1953–55 Eugène Proust
1955–58 André Grillon
1958–59 Marcel Leperlier
1959–61 Louis Require
1961–62 Albert Eloy
Years Manager
1962–64 Marcel Mouchel
1964–67 Jean Vincent
1967–72 Célestin Oliver
1972 – Dec 72 Bernard Lelong
Dec 1972 Guy Lunel (interim)
Dec 1972 – Nov 73 Émile Rummelhardt
Nov 1973–79 Jacques Mouilleron
1979–83 Alain Laurier
1983–88 Pierre Mankowski
1988 – Dec 89 Robert Nouzaret
Dec 1989–94 Daniel Jeandupeux
1994–96 Pierre Mankowski
1996–97 Guy David
1997 – Nov 97 Gabriel Calderon
Years Manager
Nov 1997 Daniel Jeandupeux (interim)
Nov 1997 – Sept 00 Pascal Théault
Sept 2000 Christophe Desbouillons (interim)
Sept 2000–01 Jean-Louis Gasset
2001–02 Hervé Gauthier
2002 – May 05 Patrick Remy
May 2005 Franck Dumas (interim)
2005–09 Franck Dumas &
Patrick Parizon
2009–12 Franck Dumas &
Patrice Garande
2012–18 Patrice Garande
2018– Fabien Mercadal

References[edit]
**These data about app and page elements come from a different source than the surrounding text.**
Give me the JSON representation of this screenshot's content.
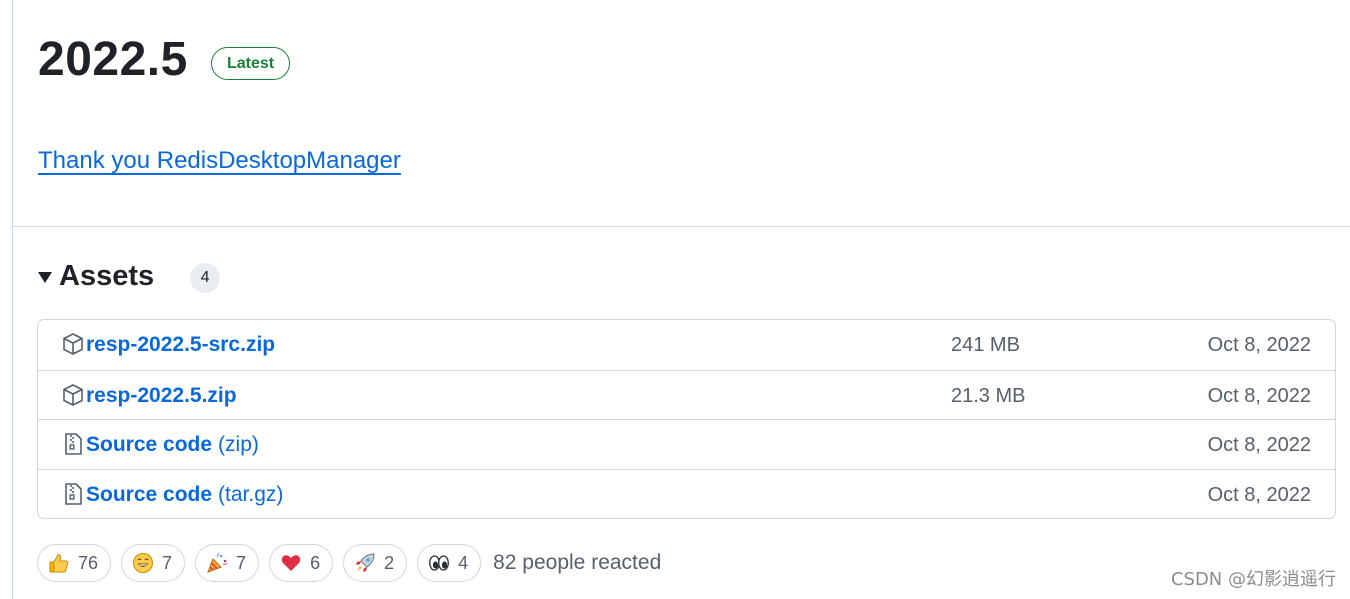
{
  "release": {
    "title": "2022.5",
    "badge": "Latest",
    "note_link": "Thank you RedisDesktopManager"
  },
  "assets": {
    "title": "Assets",
    "count": "4",
    "rows": [
      {
        "name": "resp-2022.5-src.zip",
        "suffix": "",
        "size": "241 MB",
        "date": "Oct 8, 2022",
        "icon": "package-icon"
      },
      {
        "name": "resp-2022.5.zip",
        "suffix": "",
        "size": "21.3 MB",
        "date": "Oct 8, 2022",
        "icon": "package-icon"
      },
      {
        "name": "Source code",
        "suffix": "(zip)",
        "size": "",
        "date": "Oct 8, 2022",
        "icon": "file-zip-icon"
      },
      {
        "name": "Source code",
        "suffix": "(tar.gz)",
        "size": "",
        "date": "Oct 8, 2022",
        "icon": "file-zip-icon"
      }
    ]
  },
  "reactions": {
    "items": [
      {
        "emoji": "thumbs-up-icon",
        "count": "76"
      },
      {
        "emoji": "smile-icon",
        "count": "7"
      },
      {
        "emoji": "party-popper-icon",
        "count": "7"
      },
      {
        "emoji": "heart-icon",
        "count": "6"
      },
      {
        "emoji": "rocket-icon",
        "count": "2"
      },
      {
        "emoji": "eyes-icon",
        "count": "4"
      }
    ],
    "summary": "82 people reacted"
  },
  "watermark": "CSDN @幻影逍遥行",
  "colors": {
    "link": "#0969da",
    "latest_green": "#1a7f37",
    "border": "#d0d7de",
    "muted": "#57606a"
  }
}
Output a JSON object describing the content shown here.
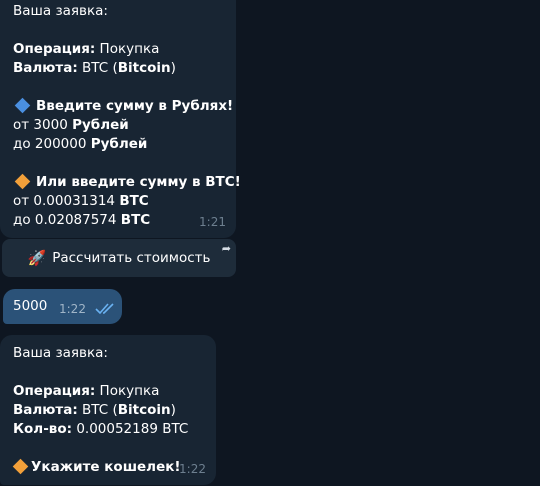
{
  "chat": {
    "msg1": {
      "header": "Ваша заявка:",
      "op_label": "Операция:",
      "op_value": " Покупка",
      "cur_label": "Валюта:",
      "cur_value_pre": " BTC (",
      "cur_value_name": "Bitcoin",
      "cur_value_post": ")",
      "rub_title": "Введите сумму в Рублях!",
      "rub_from_pre": "от ",
      "rub_from_val": "3000 ",
      "rub_from_unit": "Рублей",
      "rub_to_pre": "до ",
      "rub_to_val": "200000 ",
      "rub_to_unit": "Рублей",
      "btc_title": "Или введите сумму в BTC!",
      "btc_from_pre": "от ",
      "btc_from_val": "0.00031314 ",
      "btc_from_unit": "BTC",
      "btc_to_pre": "до ",
      "btc_to_val": "0.02087574 ",
      "btc_to_unit": "BTC",
      "time": "1:21",
      "icons": {
        "rub": "blue-diamond-icon",
        "btc": "orange-diamond-icon"
      },
      "colors": {
        "blue_diamond": "#4a8fe0",
        "orange_diamond": "#f2a03a"
      }
    },
    "inline_button": {
      "label": "Рассчитать стоимость",
      "icon": "rocket-icon"
    },
    "outgoing": {
      "text": "5000",
      "time": "1:22",
      "status_icon": "double-check-icon"
    },
    "msg2": {
      "header": "Ваша заявка:",
      "op_label": "Операция:",
      "op_value": " Покупка",
      "cur_label": "Валюта:",
      "cur_value_pre": " BTC (",
      "cur_value_name": "Bitcoin",
      "cur_value_post": ")",
      "qty_label": "Кол-во:",
      "qty_value": " 0.00052189 BTC",
      "wallet_prompt": "Укажите кошелек!",
      "time": "1:22"
    }
  }
}
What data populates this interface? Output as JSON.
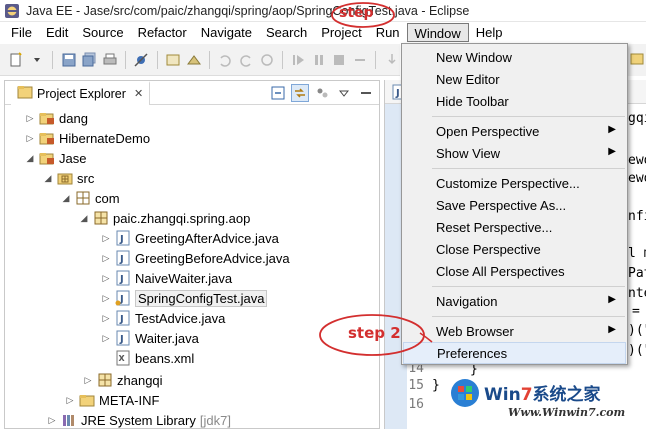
{
  "window": {
    "title": "Java EE - Jase/src/com/paic/zhangqi/spring/aop/SpringConfigTest.java - Eclipse"
  },
  "menubar": {
    "items": [
      {
        "label": "File"
      },
      {
        "label": "Edit"
      },
      {
        "label": "Source"
      },
      {
        "label": "Refactor"
      },
      {
        "label": "Navigate"
      },
      {
        "label": "Search"
      },
      {
        "label": "Project"
      },
      {
        "label": "Run"
      },
      {
        "label": "Window"
      },
      {
        "label": "Help"
      }
    ],
    "open_menu": "Window"
  },
  "window_menu": {
    "items": [
      {
        "label": "New Window"
      },
      {
        "label": "New Editor"
      },
      {
        "label": "Hide Toolbar"
      },
      {
        "label": "Open Perspective"
      },
      {
        "label": "Show View"
      },
      {
        "label": "Customize Perspective..."
      },
      {
        "label": "Save Perspective As..."
      },
      {
        "label": "Reset Perspective..."
      },
      {
        "label": "Close Perspective"
      },
      {
        "label": "Close All Perspectives"
      },
      {
        "label": "Navigation"
      },
      {
        "label": "Web Browser"
      },
      {
        "label": "Preferences"
      }
    ],
    "submenu_arrow": "▶",
    "highlighted": "Preferences"
  },
  "project_explorer": {
    "tab_label": "Project Explorer",
    "close_glyph": "✕",
    "tree": [
      {
        "label": "dang",
        "icon": "project-icon"
      },
      {
        "label": "HibernateDemo",
        "icon": "project-icon"
      },
      {
        "label": "Jase",
        "icon": "project-icon"
      },
      {
        "label": "src",
        "icon": "source-folder-icon"
      },
      {
        "label": "com",
        "icon": "package-icon"
      },
      {
        "label": "paic.zhangqi.spring.aop",
        "icon": "package-icon"
      },
      {
        "label": "GreetingAfterAdvice.java",
        "icon": "java-file-icon"
      },
      {
        "label": "GreetingBeforeAdvice.java",
        "icon": "java-file-icon"
      },
      {
        "label": "NaiveWaiter.java",
        "icon": "java-file-icon"
      },
      {
        "label": "SpringConfigTest.java",
        "icon": "java-file-icon"
      },
      {
        "label": "TestAdvice.java",
        "icon": "java-file-icon"
      },
      {
        "label": "Waiter.java",
        "icon": "java-file-icon"
      },
      {
        "label": "beans.xml",
        "icon": "xml-file-icon"
      },
      {
        "label": "zhangqi",
        "icon": "package-icon"
      },
      {
        "label": "META-INF",
        "icon": "folder-icon"
      },
      {
        "label": "JRE System Library",
        "icon": "library-icon",
        "decoration": "[jdk7]"
      }
    ]
  },
  "editor": {
    "line_numbers": [
      "14",
      "15",
      "16"
    ],
    "code_fragments": [
      {
        "text": "gqi"
      },
      {
        "text": "ewo"
      },
      {
        "text": "ewo"
      },
      {
        "text": "nfi"
      },
      {
        "text": "l m"
      },
      {
        "text": "Pat"
      },
      {
        "text": "nte"
      },
      {
        "text": "="
      },
      {
        "text": ")(\""
      },
      {
        "text": ")(\""
      },
      {
        "text": "}"
      },
      {
        "text": "}"
      }
    ]
  },
  "annotations": {
    "step1": "step",
    "step2": "step 2",
    "color": "#d32f2f"
  },
  "watermark": {
    "brand_prefix": "Win",
    "brand_digit": "7",
    "brand_suffix": "系统之家",
    "url": "Www.Winwin7.com"
  }
}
  1. ^ "From birth to Division 1". Stade Malherbe Caen. Archived from the original on 12 September 2010. Retrieved 31 May 2012. 
  2. ^ "Palmarès USFSA". Rec.Sport.Soccer Statistics Foundation. Retrieved 31 May 2012. 
  3. ^ "Caen ... before 1940". City of Caen – Town Hall. Retrieved 31 May 2012. 
  4. ^ "France – List of Regional Champions 1919–1932 : Normandie". Rec.Sport.Soccer Statistics Foundation. Retrieved 31 May 2012. 
  5. ^ "Marseille arrests and match-fixing probe rock French football". France 24. Retrieved 1 December 2014. 
  6. ^ "Presidents of two French clubs arrested on match-fixing suspicions". The Guardian. Retrieved 1 December 2014. 
  7. ^ Pretot, Julien (17 March 2015). "Nimes to be relegated for attempted match fixing". Reuters. Retrieved 1 December 2015. 
  8. ^ http://www.espn.com/soccer/french-ligue-1/story/3504434/ligue-1-memphis-depays-hat-trick-puts-lyon-in-champions-league-troyes-relegated
  9. ^ http://www.ligue1.com/ligue1/article/rodelin-masterminds-caen-escape.htm
  10. ^ Effectif Caen – Equipe Pro

External links[edit]